East Palo Alto’s residents have long felt disempowered against change brought by tech leaders like Mr. Zuckerberg. A 2.6-square-mile town where one-third of the school children are homeless, it has stood as a sign that Silicon Valley’s wealth might not spread to those beyond its tech campuses. And so even as Mr. Zuckerberg’s limited liability company seeks to build a school here, many of its residents are skeptical.
“CZI’s just walking into something with a lot of baggage,” said Daniel Saver, a lawyer with the Community Legal Services in East Palo Alto, which receives funding from the Chan Zuckerberg Initiative. “People here have been pushed around by very big interests and have been taken advantage of for decades. ”
Paul Bains, a pastor and president of Project WeHope, a local organization funded by the Chan Zuckerberg Initiative, said that the initiative needed to figure out how to interact with wary residents. “They have to learn how to communicate with communities of color,” Mr. Bains said.
The recent evictions at the R.V. enclave were not requested by the Chan Zuckerberg Initiative, said Donna Rutherford, an East Palo Alto City Council member and a former mayor of the town. Instead, city officials said the area had become a flood hazard as rains were coming and the vehicles had spilled wastewater into storm drains.
“Let me just walk you through the gross part,” said Michelle Daher, an environmental management analyst for East Palo Alto, heading to a storm drain last week where she said 6,000 gallons of waste from R.V.s had to be pumped one day.
Ms. Daher pointed out the future site of the school, an empty lot surrounded by a chain-link fence. “This obviously is the Chan Zuckerberg location,” she said. She added that the flood-prone street would be rebuilt for the school, so the R.V.s would have had to move in any case.
Sean Charpentier, East Palo Alto’s assistant city manager, said the region had been squeezed by the wealth around it and that the homeless population had grown. “We’re a receptacle for the externalities around us,” he said. “It’s felt more deeply here because this city was formed to provide safe and affordable housing.”
Patricia Lopez, 48, who owns a home on the street where the R.V.s were parked, said the trouble for the R.V. residents began after a community meeting that Facebook executives attended.
“They didn’t introduce themselves, but the organizer said, ‘Facebook is in the house,’ and they waved. And ever since then, it’s been heavy harassment, heavy policing,” she said, which ultimately led to the evictions.

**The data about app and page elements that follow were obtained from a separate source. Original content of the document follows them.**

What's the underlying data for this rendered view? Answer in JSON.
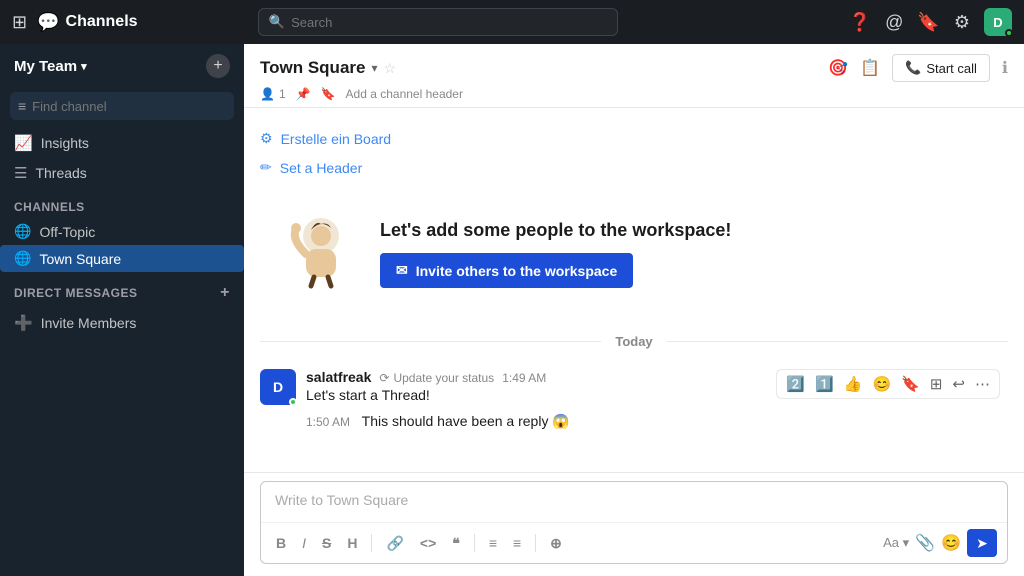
{
  "topbar": {
    "app_name": "Channels",
    "search_placeholder": "Search",
    "help_icon": "?",
    "avatar_initials": "D",
    "avatar_color": "#2bac76"
  },
  "sidebar": {
    "team_name": "My Team",
    "find_channel_placeholder": "Find channel",
    "nav_items": [
      {
        "label": "Insights",
        "icon": "📈"
      },
      {
        "label": "Threads",
        "icon": "☰"
      }
    ],
    "channels_header": "CHANNELS",
    "channels": [
      {
        "label": "Off-Topic",
        "active": false
      },
      {
        "label": "Town Square",
        "active": true
      }
    ],
    "dm_header": "DIRECT MESSAGES",
    "invite_label": "Invite Members"
  },
  "channel": {
    "title": "Town Square",
    "start_call_label": "Start call",
    "add_header_label": "Add a channel header",
    "member_count": "1",
    "action1": "Erstelle ein Board",
    "action2": "Set a Header",
    "promo_heading": "Let's add some people to the workspace!",
    "invite_btn_label": "Invite others to the workspace",
    "today_label": "Today",
    "message": {
      "author": "salatfreak",
      "status": "Update your status",
      "time": "1:49 AM",
      "text": "Let's start a Thread!",
      "reply_time": "1:50 AM",
      "reply_text": "This should have been a reply 😱"
    }
  },
  "compose": {
    "placeholder": "Write to Town Square",
    "toolbar": {
      "bold": "B",
      "italic": "I",
      "strike": "S",
      "heading": "H",
      "link": "🔗",
      "code": "<>",
      "quote": "❝",
      "bullet": "≡",
      "numbered": "≡",
      "more": "⊕",
      "aa_label": "Aa",
      "send_icon": "➤"
    }
  }
}
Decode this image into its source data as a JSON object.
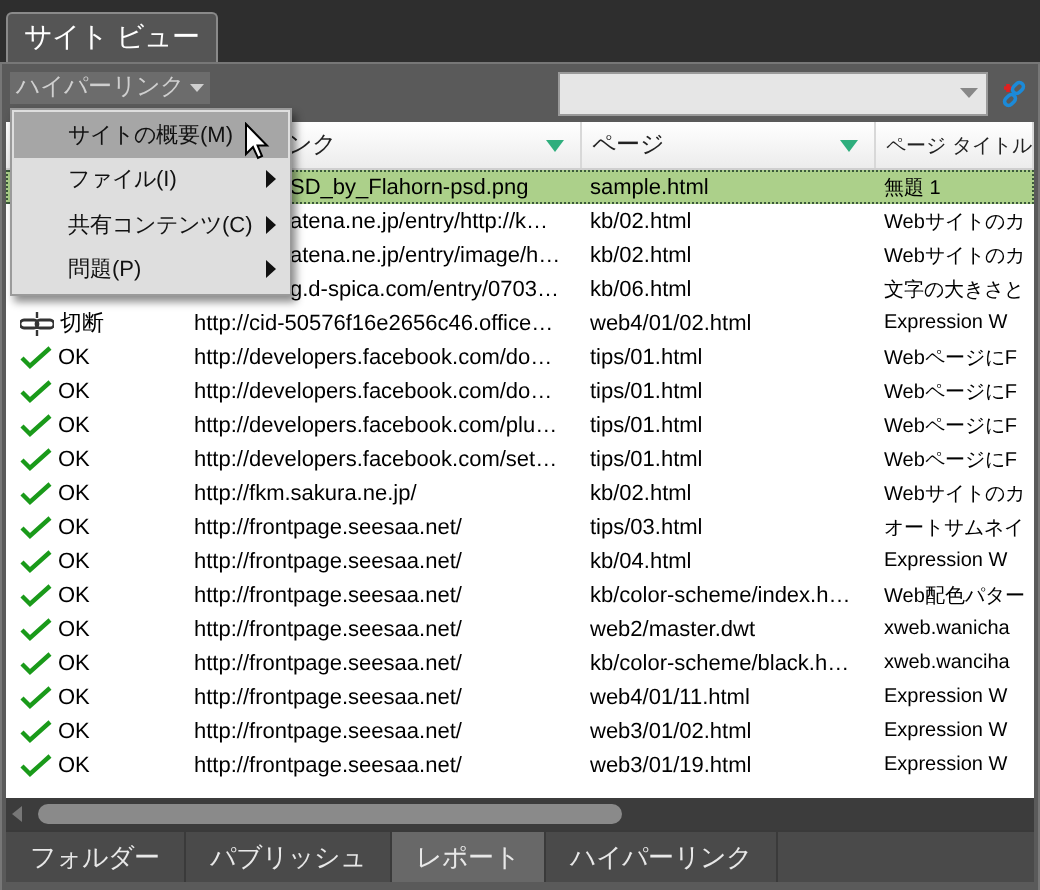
{
  "window": {
    "tab": "サイト ビュー"
  },
  "toolbar": {
    "view_button": "ハイパーリンク"
  },
  "menu": {
    "items": [
      {
        "label": "サイトの概要(M)",
        "selected": true,
        "has_submenu": false
      },
      {
        "label": "ファイル(I)",
        "selected": false,
        "has_submenu": true
      },
      {
        "label": "共有コンテンツ(C)",
        "selected": false,
        "has_submenu": true
      },
      {
        "label": "問題(P)",
        "selected": false,
        "has_submenu": true
      }
    ]
  },
  "table": {
    "columns": [
      {
        "label": "ンク",
        "sort_arrow": true,
        "clipped_left": true
      },
      {
        "label": "ページ",
        "sort_arrow": true,
        "clipped_left": false
      },
      {
        "label": "ページ タイトル",
        "sort_arrow": false,
        "clipped_left": false
      }
    ],
    "rows": [
      {
        "selected": true,
        "link": "SD_by_Flahorn-psd.png",
        "link_clipped_left": true,
        "page": "sample.html",
        "title": "無題 1"
      },
      {
        "selected": false,
        "link": "atena.ne.jp/entry/http://k…",
        "link_clipped_left": true,
        "page": "kb/02.html",
        "title": "Webサイトのカ"
      },
      {
        "selected": false,
        "link": "atena.ne.jp/entry/image/h…",
        "link_clipped_left": true,
        "page": "kb/02.html",
        "title": "Webサイトのカ"
      },
      {
        "selected": false,
        "link": "g.d-spica.com/entry/0703…",
        "link_clipped_left": true,
        "page": "kb/06.html",
        "title": "文字の大きさと"
      },
      {
        "selected": false,
        "kind": "broken",
        "status": "切断",
        "link": "http://cid-50576f16e2656c46.office…",
        "link_clipped_left": false,
        "page": "web4/01/02.html",
        "title": "Expression W"
      },
      {
        "selected": false,
        "kind": "ok",
        "status": "OK",
        "link": "http://developers.facebook.com/do…",
        "link_clipped_left": false,
        "page": "tips/01.html",
        "title": "WebページにF"
      },
      {
        "selected": false,
        "kind": "ok",
        "status": "OK",
        "link": "http://developers.facebook.com/do…",
        "link_clipped_left": false,
        "page": "tips/01.html",
        "title": "WebページにF"
      },
      {
        "selected": false,
        "kind": "ok",
        "status": "OK",
        "link": "http://developers.facebook.com/plu…",
        "link_clipped_left": false,
        "page": "tips/01.html",
        "title": "WebページにF"
      },
      {
        "selected": false,
        "kind": "ok",
        "status": "OK",
        "link": "http://developers.facebook.com/set…",
        "link_clipped_left": false,
        "page": "tips/01.html",
        "title": "WebページにF"
      },
      {
        "selected": false,
        "kind": "ok",
        "status": "OK",
        "link": "http://fkm.sakura.ne.jp/",
        "link_clipped_left": false,
        "page": "kb/02.html",
        "title": "Webサイトのカ"
      },
      {
        "selected": false,
        "kind": "ok",
        "status": "OK",
        "link": "http://frontpage.seesaa.net/",
        "link_clipped_left": false,
        "page": "tips/03.html",
        "title": "オートサムネイ"
      },
      {
        "selected": false,
        "kind": "ok",
        "status": "OK",
        "link": "http://frontpage.seesaa.net/",
        "link_clipped_left": false,
        "page": "kb/04.html",
        "title": "Expression W"
      },
      {
        "selected": false,
        "kind": "ok",
        "status": "OK",
        "link": "http://frontpage.seesaa.net/",
        "link_clipped_left": false,
        "page": "kb/color-scheme/index.h…",
        "title": "Web配色パター"
      },
      {
        "selected": false,
        "kind": "ok",
        "status": "OK",
        "link": "http://frontpage.seesaa.net/",
        "link_clipped_left": false,
        "page": "web2/master.dwt",
        "title": "xweb.wanicha"
      },
      {
        "selected": false,
        "kind": "ok",
        "status": "OK",
        "link": "http://frontpage.seesaa.net/",
        "link_clipped_left": false,
        "page": "kb/color-scheme/black.h…",
        "title": "xweb.wanciha"
      },
      {
        "selected": false,
        "kind": "ok",
        "status": "OK",
        "link": "http://frontpage.seesaa.net/",
        "link_clipped_left": false,
        "page": "web4/01/11.html",
        "title": "Expression W"
      },
      {
        "selected": false,
        "kind": "ok",
        "status": "OK",
        "link": "http://frontpage.seesaa.net/",
        "link_clipped_left": false,
        "page": "web3/01/02.html",
        "title": "Expression W"
      },
      {
        "selected": false,
        "kind": "ok",
        "status": "OK",
        "link": "http://frontpage.seesaa.net/",
        "link_clipped_left": false,
        "page": "web3/01/19.html",
        "title": "Expression W"
      }
    ]
  },
  "bottom_tabs": [
    {
      "label": "フォルダー",
      "selected": false
    },
    {
      "label": "パブリッシュ",
      "selected": false
    },
    {
      "label": "レポート",
      "selected": true
    },
    {
      "label": "ハイパーリンク",
      "selected": false
    }
  ]
}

At last week’s City Hall meeting, residents and protesters expressed support for the school but anxiety over the Chan Zuckerberg Initiative.
“The first step is to make sure quasi-affiliated supposed philanthropic organizations don’t set the policy,” said Johannes Muenzel, 28, a software engineer who is the co-chairman of Silicon Valley’s Democratic Socialists of America chapter.
Mr. Kirk, the Stanford student, stood in the back, organizing other students. He said he had never seen so much grass-roots energy to protest among his cohort.
“It’s sprung up out of nowhere. This is the issue we need to focus on,” he said, adding that it was remarkable to get so many Stanford students protesting on a school night.
By 11 p.m., protesters and city staff were getting agitated and tired. Eventually, the Public Works and Transportation Commission recommended that city staff pursue a long-term solution for the R.V. community by working with nonprofit organizations and by looking into a ban on oversize vehicles parking overnight.
Facebook said a senior executive attended the meeting. Nearly 50 community members spoke that night. The Facebook executive did not.